Revenue from Boeing’s defense unit grew 7 percent to $8.1bn. The company said its C-17 transport plane led an 18 percent increase in sales of aircraft and weapon systems, which totaled $3.1bn. Operating profits from defense rose 37 percent to $924m. Boeing increased its 2006 earnings per share forecast to between $3.25 and $3.45, up from $3.10 to $3.30, citing better operating performance and a lower-than-expected tax charge in the first quarter. The company cut its 2006 revenue outlook from $62bn to $60bn because of an accounting change. It also issued a 2007 profit forecast of $4.10 to $4.30 per share, in line with analysts’ estimates of $4.15.
On January 27th, Jim Albaugh, President and CEO of Boeing Integrated Defense Systems (IDS), announced a significant restructuring of that unit in order to enhance customer focus and improve productivity.
“Since the creation of Boeing IDS more than three-and-a-half years ago, our team has enjoyed considerable success in growing our business by focusing on the enduring needs of our customers and providing innovative solutions,” Albaugh said.
“The bold steps we’re taking today will enable us to more effectively address future and evolving requirements for integrated, capability-driven solutions at reduced costs across the markets we serve. The announced organization will continue our customer focus, improve our ability to execute and position Boeing for sustainable, long-term growth and profitability in a changing market environment.”

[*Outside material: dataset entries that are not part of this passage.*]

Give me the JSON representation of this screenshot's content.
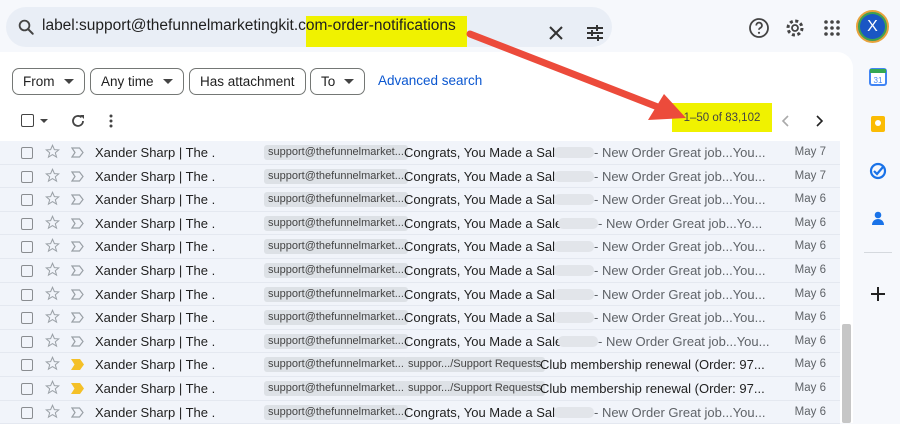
{
  "search": {
    "query_prefix": "label:support@thefunnelmarketingkit.com",
    "query_highlight": "-order-notifications"
  },
  "filters": {
    "from": "From",
    "any_time": "Any time",
    "has_attachment": "Has attachment",
    "to": "To",
    "advanced": "Advanced search"
  },
  "pagination": {
    "range": "1–50 of 83,102"
  },
  "avatar_letter": "X",
  "colors": {
    "highlight": "#f0f200",
    "arrow": "#ec4b3b",
    "link": "#0b57d0"
  },
  "rows": [
    {
      "sender": "Xander Sharp | The .",
      "label1": "support@thefunnelmarket...",
      "subject": "Congrats, You Made a Sale -",
      "snippet": "- New Order Great job...You...",
      "date": "May 7",
      "important": false
    },
    {
      "sender": "Xander Sharp | The .",
      "label1": "support@thefunnelmarket...",
      "subject": "Congrats, You Made a Sale -",
      "snippet": "- New Order Great job...You...",
      "date": "May 7",
      "important": false
    },
    {
      "sender": "Xander Sharp | The .",
      "label1": "support@thefunnelmarket...",
      "subject": "Congrats, You Made a Sale -",
      "snippet": "- New Order Great job...You...",
      "date": "May 6",
      "important": false
    },
    {
      "sender": "Xander Sharp | The .",
      "label1": "support@thefunnelmarket...",
      "subject": "Congrats, You Made a Sale -",
      "snippet": "- New Order Great job...Yo...",
      "date": "May 6",
      "important": false
    },
    {
      "sender": "Xander Sharp | The .",
      "label1": "support@thefunnelmarket...",
      "subject": "Congrats, You Made a Sale -",
      "snippet": "- New Order Great job...You...",
      "date": "May 6",
      "important": false
    },
    {
      "sender": "Xander Sharp | The .",
      "label1": "support@thefunnelmarket...",
      "subject": "Congrats, You Made a Sale -",
      "snippet": "- New Order Great job...You...",
      "date": "May 6",
      "important": false
    },
    {
      "sender": "Xander Sharp | The .",
      "label1": "support@thefunnelmarket...",
      "subject": "Congrats, You Made a Sale -",
      "snippet": "- New Order Great job...You...",
      "date": "May 6",
      "important": false
    },
    {
      "sender": "Xander Sharp | The .",
      "label1": "support@thefunnelmarket...",
      "subject": "Congrats, You Made a Sale -",
      "snippet": "- New Order Great job...You...",
      "date": "May 6",
      "important": false
    },
    {
      "sender": "Xander Sharp | The .",
      "label1": "support@thefunnelmarket...",
      "subject": "Congrats, You Made a Sale -",
      "snippet": "- New Order Great job...You...",
      "date": "May 6",
      "important": false
    },
    {
      "sender": "Xander Sharp | The .",
      "label1": "support@thefunnelmarket...",
      "label2": "suppor.../Support Requests",
      "subject2": "Club membership renewal (Order: 97...",
      "date": "May 6",
      "important": true
    },
    {
      "sender": "Xander Sharp | The .",
      "label1": "support@thefunnelmarket...",
      "label2": "suppor.../Support Requests",
      "subject2": "Club membership renewal (Order: 97...",
      "date": "May 6",
      "important": true
    },
    {
      "sender": "Xander Sharp | The .",
      "label1": "support@thefunnelmarket...",
      "subject": "Congrats, You Made a Sale -",
      "snippet": "- New Order Great job...You...",
      "date": "May 6",
      "important": false
    }
  ]
}
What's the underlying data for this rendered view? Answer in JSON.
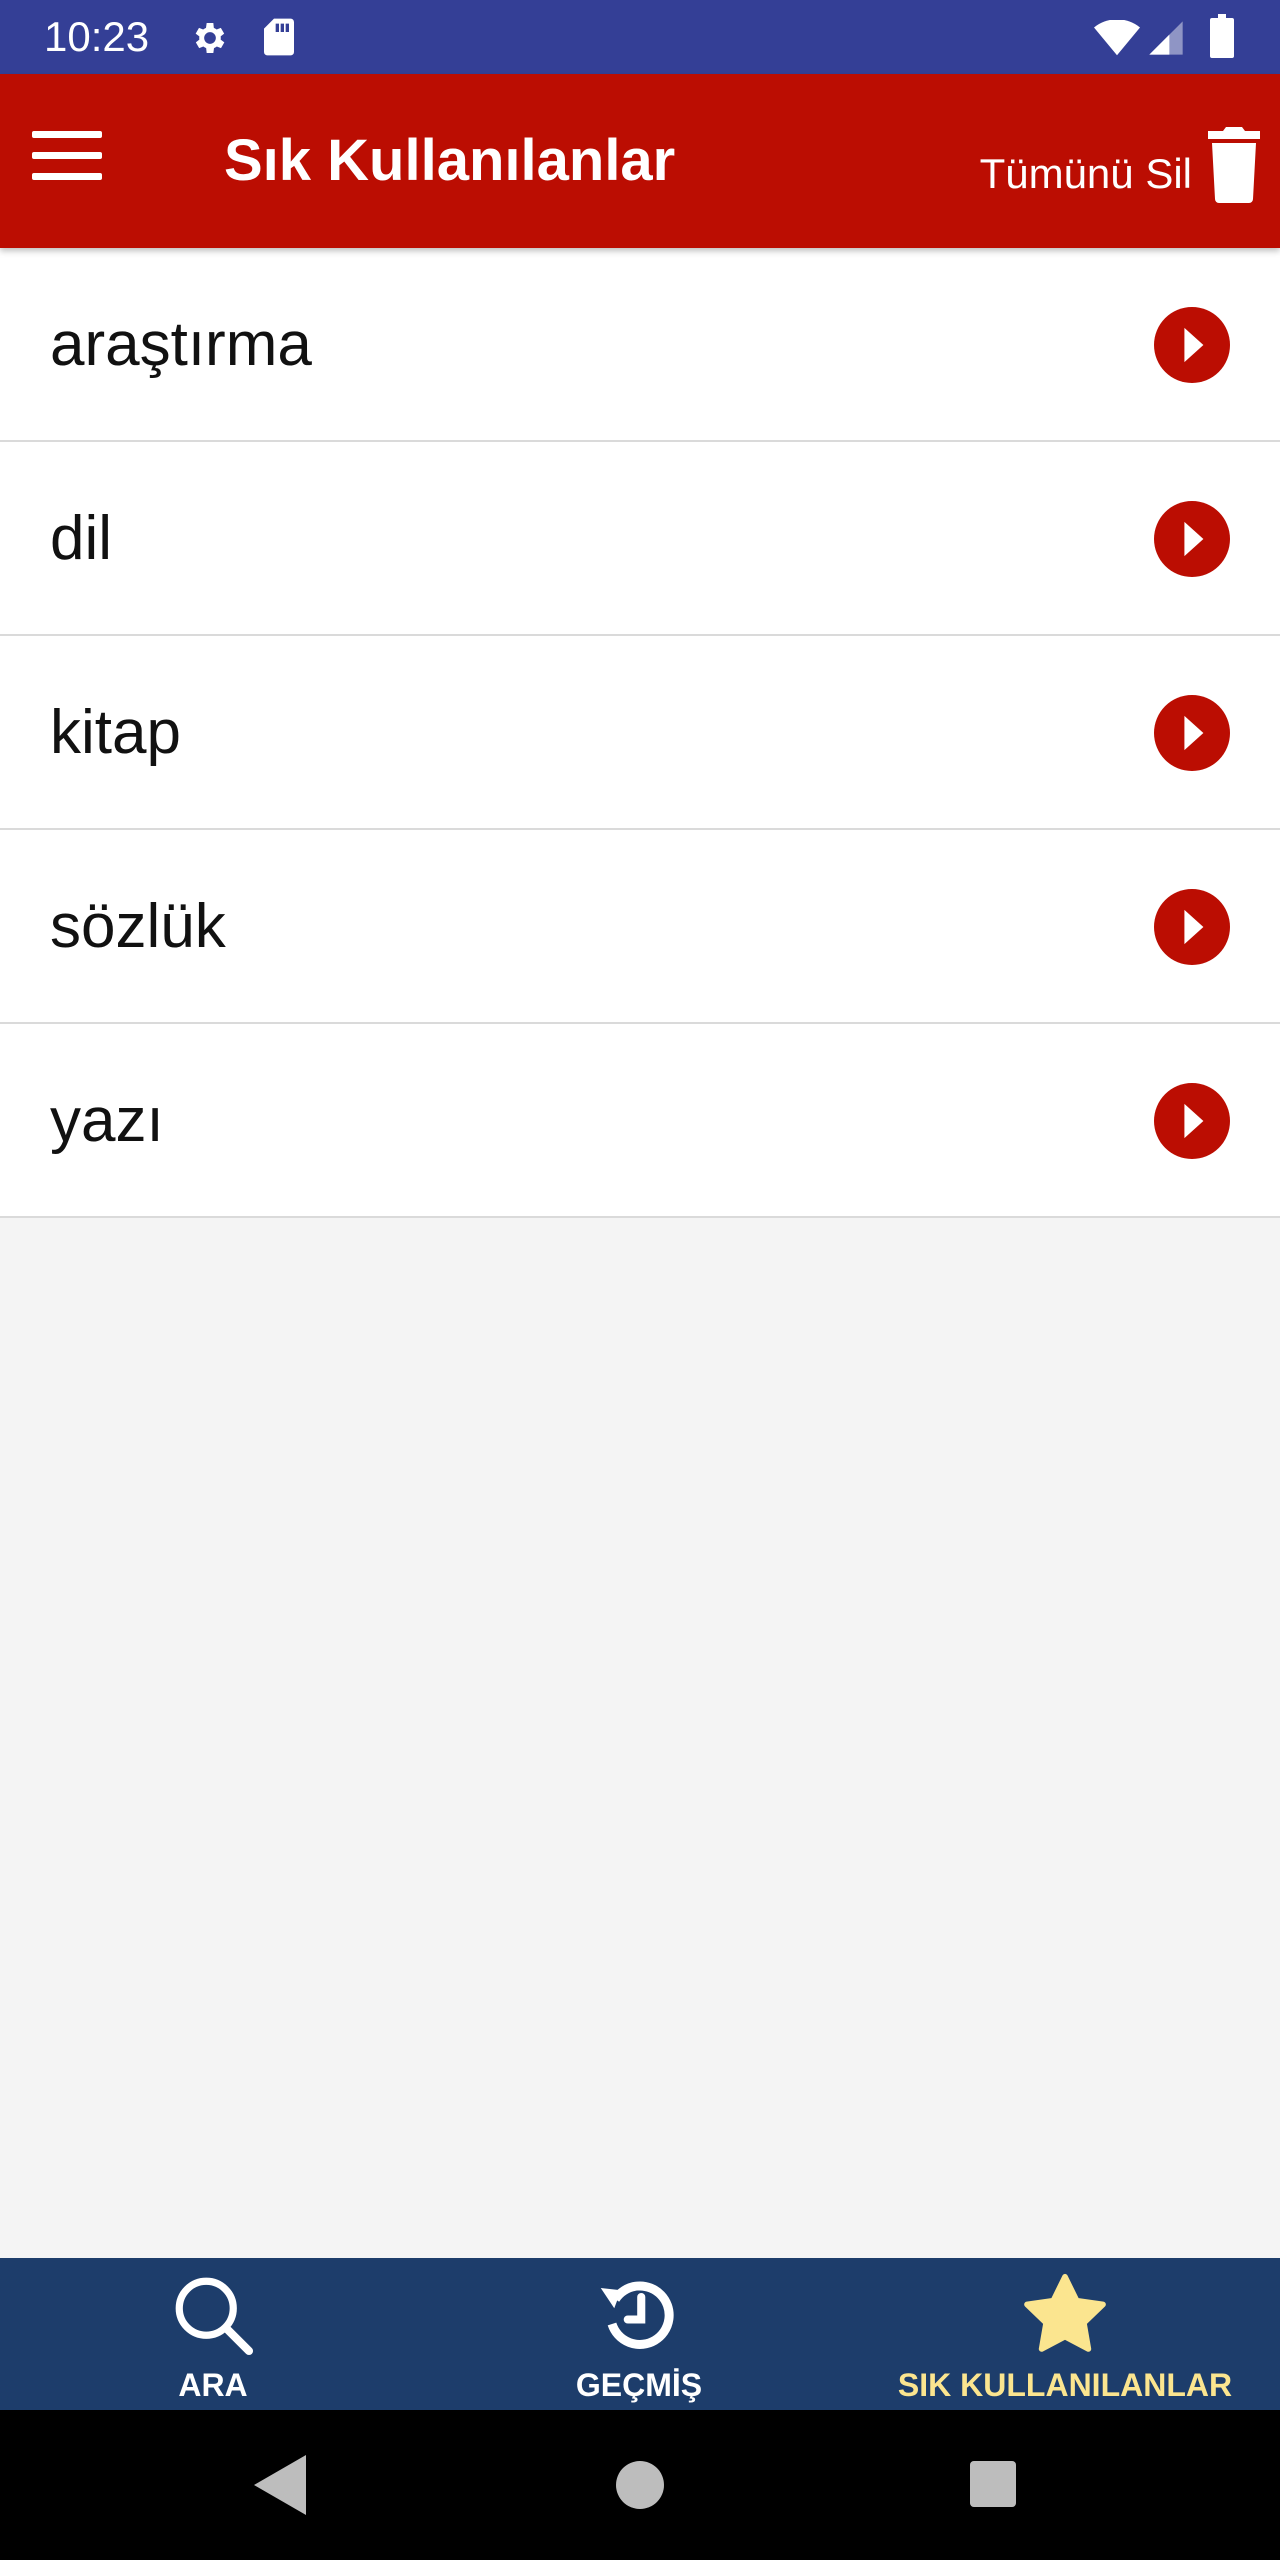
{
  "status_bar": {
    "time": "10:23",
    "icons": [
      "gear-icon",
      "sd-card-icon",
      "wifi-icon",
      "signal-icon",
      "battery-icon"
    ]
  },
  "app_bar": {
    "title": "Sık Kullanılanlar",
    "clear_all_label": "Tümünü Sil",
    "menu_icon": "menu-icon",
    "clear_icon": "trash-icon"
  },
  "favorites": [
    {
      "word": "araştırma"
    },
    {
      "word": "dil"
    },
    {
      "word": "kitap"
    },
    {
      "word": "sözlük"
    },
    {
      "word": "yazı"
    }
  ],
  "bottom_nav": {
    "items": [
      {
        "label": "ARA",
        "icon": "search-icon",
        "active": false
      },
      {
        "label": "GEÇMİŞ",
        "icon": "history-icon",
        "active": false
      },
      {
        "label": "SIK KULLANILANLAR",
        "icon": "star-icon",
        "active": true
      }
    ]
  },
  "colors": {
    "status_bar": "#343f96",
    "app_bar": "#bb0d02",
    "accent": "#bb0d02",
    "bottom_nav": "#1d3d6b",
    "active_tab": "#fbe58f",
    "background": "#f4f4f4"
  }
}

Over the next few weeks, operations will be consolidated into three business profit and loss centers organized around capabilities.
John Lockard is named President, Precision Engagement and